December 13, 2011
Weizmann Institute Scientists Make Significant Contributions To LHC Findings
Today's announcement from the Large Hadron Collider (LHC) at CERN points to promising signs for the existence of the Higgs boson. Weizmann Institute scientists have been prominent participants in ATLAS, one of the two experiments to produce results in the search for this elementary particle. Prof. Giora Mikenberg was the ATLAS Muon Project leader for many years and now heads the Israeli LHC team. Prof. Ehud Duchovni heads the Weizmann Atlas group as well as a small group looking for SUSY signals. Prof Eilam Gross is currently the ATLAS Higgs physics group convener. All are members of the Weizmann Institute's Particle Physics and Astrophysics Department, and they have been part of the effort to find the Higgs since 1987.
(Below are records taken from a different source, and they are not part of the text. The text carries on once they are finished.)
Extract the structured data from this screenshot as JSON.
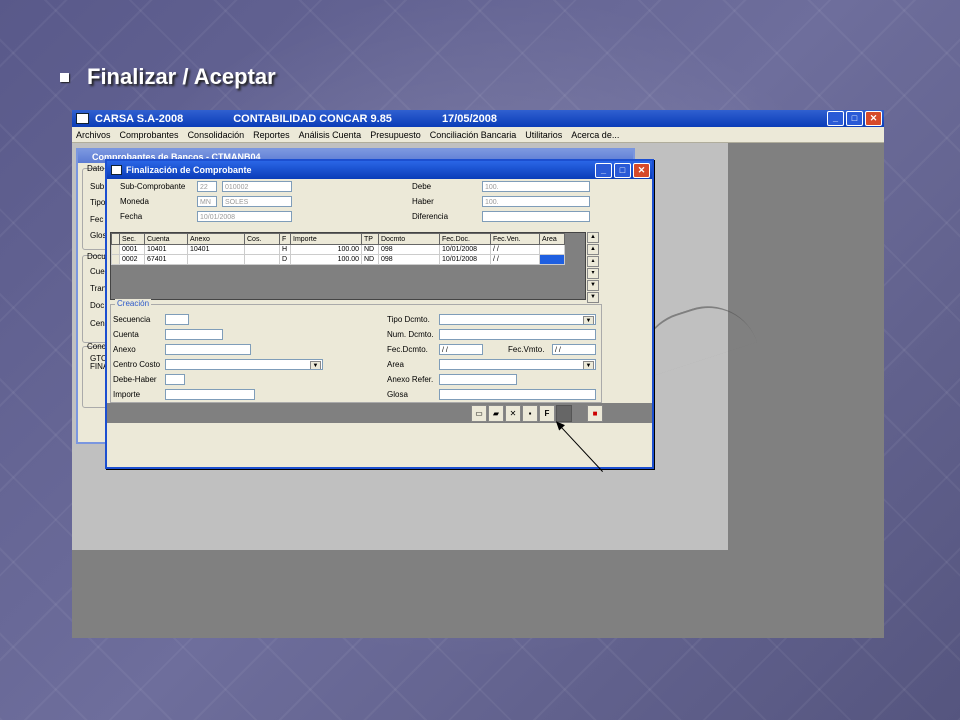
{
  "slide": {
    "title": "Finalizar / Aceptar"
  },
  "app": {
    "title_company": "CARSA S.A-2008",
    "title_product": "CONTABILIDAD CONCAR 9.85",
    "title_date": "17/05/2008",
    "menu": [
      "Archivos",
      "Comprobantes",
      "Consolidación",
      "Reportes",
      "Análisis Cuenta",
      "Presupuesto",
      "Conciliación Bancaria",
      "Utilitarios",
      "Acerca de..."
    ]
  },
  "back_window": {
    "title": "Comprobantes de Bancos - CTMANB04",
    "labels": [
      "Dato",
      "Sub",
      "Tipo",
      "Fec",
      "Glos",
      "Docu",
      "Cue",
      "Tran",
      "Doc",
      "Cen",
      "Conc",
      "GTO",
      "FINA"
    ]
  },
  "dialog": {
    "title": "Finalización de Comprobante",
    "sub_comprobante_label": "Sub-Comprobante",
    "sub_comprobante_code": "22",
    "sub_comprobante_num": "010002",
    "moneda_label": "Moneda",
    "moneda_code": "MN",
    "moneda_name": "SOLES",
    "fecha_label": "Fecha",
    "fecha_value": "10/01/2008",
    "debe_label": "Debe",
    "debe_value": "100.",
    "haber_label": "Haber",
    "haber_value": "100.",
    "diferencia_label": "Diferencia",
    "diferencia_value": "",
    "grid": {
      "headers": [
        "Sec.",
        "Cuenta",
        "Anexo",
        "Cos.",
        "F",
        "Importe",
        "TP",
        "Docmto",
        "Fec.Doc.",
        "Fec.Ven.",
        "Area"
      ],
      "rows": [
        [
          "0001",
          "10401",
          "10401",
          "",
          "H",
          "100.00",
          "ND",
          "098",
          "10/01/2008",
          "/ /",
          ""
        ],
        [
          "0002",
          "67401",
          "",
          "",
          "D",
          "100.00",
          "ND",
          "098",
          "10/01/2008",
          "/ /",
          ""
        ]
      ]
    },
    "creacion": {
      "legend": "Creación",
      "secuencia": "Secuencia",
      "cuenta": "Cuenta",
      "anexo": "Anexo",
      "centro_costo": "Centro Costo",
      "debe_haber": "Debe-Haber",
      "importe": "Importe",
      "tipo_dcmto": "Tipo Dcmto.",
      "num_dcmto": "Num. Dcmto.",
      "fec_dcmto": "Fec.Dcmto.",
      "fec_dcmto_value": "/ /",
      "fec_vmto": "Fec.Vmto.",
      "fec_vmto_value": "/ /",
      "area": "Area",
      "anexo_refer": "Anexo Refer.",
      "glosa": "Glosa"
    },
    "toolbar": {
      "finalize_label": "F"
    }
  }
}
ATLAS and its sister experiment in the LHC, CMS, have been searching for the Higgs boson, thought to be the particle that gives all the other elementary particles their mass. The Higgs is predicted by the Standard Model of Particle Physics, which provides a framework for all of the subatomic particles in nature. The Higgs is the one piece of the Standard Model that has not been proven to exist, and some scientists believe that the model will have to be rethought if the Higgs is not found.
Gross: 'In 2011 the LHC particle accelerator in Geneva collided over 300 trillion (a million million) protons. All of that enormous energy (7 trillion electron volts) went into the effort to produce the Higgs boson. But in each collision, other similar particles are created and there is no way to foresee what we will find. The chances of a collision producing a Higgs boson are so small that only about a hundred are expected to be observed over the course of a year.'
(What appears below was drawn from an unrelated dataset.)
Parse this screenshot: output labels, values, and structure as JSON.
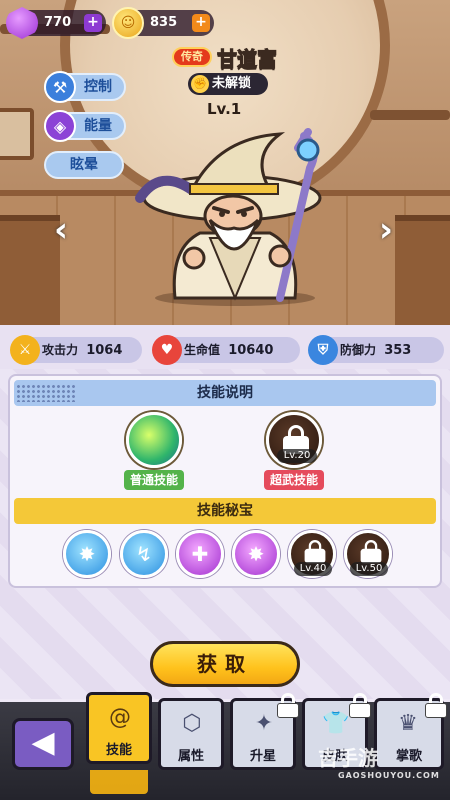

Finding possible signs of a Higgs involved looking for statistical anomalies in the data (compared to what the results would look like if there were no Higgs) in the expected mass range. The problem is that once these anomalies appear, the scientists had to rule out statistical flukes. But several weeks ago, it was noticed that 'extra' events in the probable Higgs range had accumulated in the experimental results during 2011. Gross: 'We couldn't believe our eyes -- we looked at the screen for ages before we started to digest what we were seeing. In the past three weeks, the entire Higgs search team in the ATLAS experiment have checked and rechecked the results from every possible angle. We checked for errors“¦ for bugs in the program.'
The ATLAS results suggest that there could be a Higgs boson with a mass of around 126 GeV, and that there is just a 1 in 5000 chance that the extra events they observed in this particular mass are the result of a statistical fluke and not the creation of a Higgs boson. Such fluctuations might still disappear, so the proof is still not at all conclusive, but scientists believe that it bodes well for the next round of LHC collisions, set to begin in April 2012.
On the Net: